More fundraising was necessary to get the prototype to actually move under its own power, however the methane powered motor was gone, replaced by a 4.6 litre Cadillac V8 with twin turbos – some reports incorrectly described these as “superchargers with 5lbs of boost”! Power output was described as being between 300 and 450 hp depending on tune and the motor was mated to a Porsche transaxle, chosen for strength, size and lightness. Underneath the skin, more racing technology was applied – the suspension and subframes were modelled on successful race car designs to give a final weight of 1,100 kg.
On the business side, the prototype and the buck for the moulds were doing the rounds at various car shows across Canada and interest was high with many show visitors being taken for laps in the only working car. The team was also busy working on some production partnerships – one with Lola, the UK race car builders, who wanted to build the body and chassis. Just like the 1950s and early 60s, the plan was to ship body shells and panels over the Atlantic to a finishing plant.
General Motors then (literally) threw a spanner in the works by not being able to provide crate motors for MCV, so a switch was made to a Ford V8 of similar configuration – and one that could run on natural gas if required, a nod back to their roots.
Another problem occurred with the ever constant need for funding – it was drying up with early investors pulling out and the main manufacturers distancing themselves as they focused on their own issues. Then the Government stepped in and changed funding regulations that drove many more investors away by making the industry less attractive.
The owners blame the Internet and the desire to funnel money into what was seen as get-rich-quick schemes where some technology companies were seeing skyrocketing valuations and making people a load of cash – although none of that new money flowed into the auto industry until much later. Then the dotcom bubble burst and billions were lost.
Interestingly I read a comment from one of the founders that said that their timing was off because after the bubble burst in 2000, many companies started low volume manufacturing, yet they too would have been developing their products at the same time, so I don’t believe the timing was off, it just took too long to get their car to market. At the same time as the tech bubble was popping, MCV was closed down with the only running car used for other business advertising.
Hindsight is a wonderful view, yet there are a couple of items that could have helped them early on. Unlike the other low volume manufacturers that survived, MCV was attempting to develop a vehicle with a power source that wasn’t fully tested and had no infrastructure for fuel sales. They then chose a motor that was not available to purchase as a crate engine. Had they have chosen an available crate engine such as a Ford V8 or the Chevrolet LS V8 (as many others did), it would have reduced their costs significantly and provided a reliable power source. They could have used the methane power source later – I do understand that was where the initial funding came from, however having the option for both engines could have possibly been part of the negotiation.

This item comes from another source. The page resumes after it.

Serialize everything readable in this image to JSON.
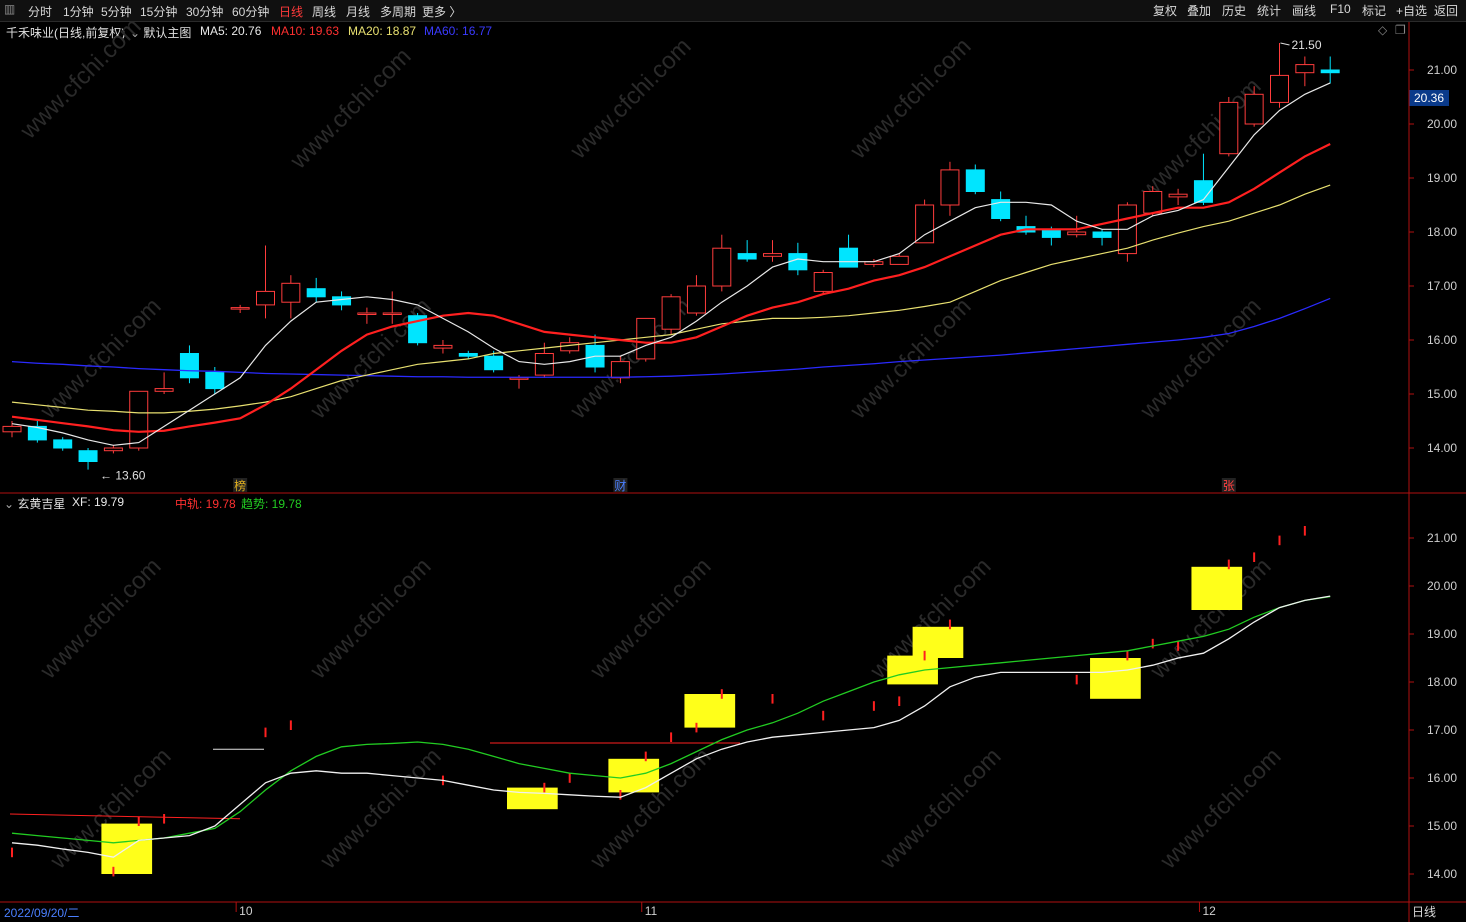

The switch from fibreglass to Kevlar was also a detour that could have been an evolution, rather like the Ferrari 308 that started out as fibreglass and then switched to steel. Buyers would have purchased the car if it was at a lower initial cost through better use of components. Clearly people do buy cars with a rebadged Ford, Chevy, Chrysler or AMG motor installed. I think the blame on the dotcom bubble is not truly accurate and the CH4 could have made it into production with some better decisions, however as I said, hindsight is easy to see – when you are in the thick of things, the view is not as clear.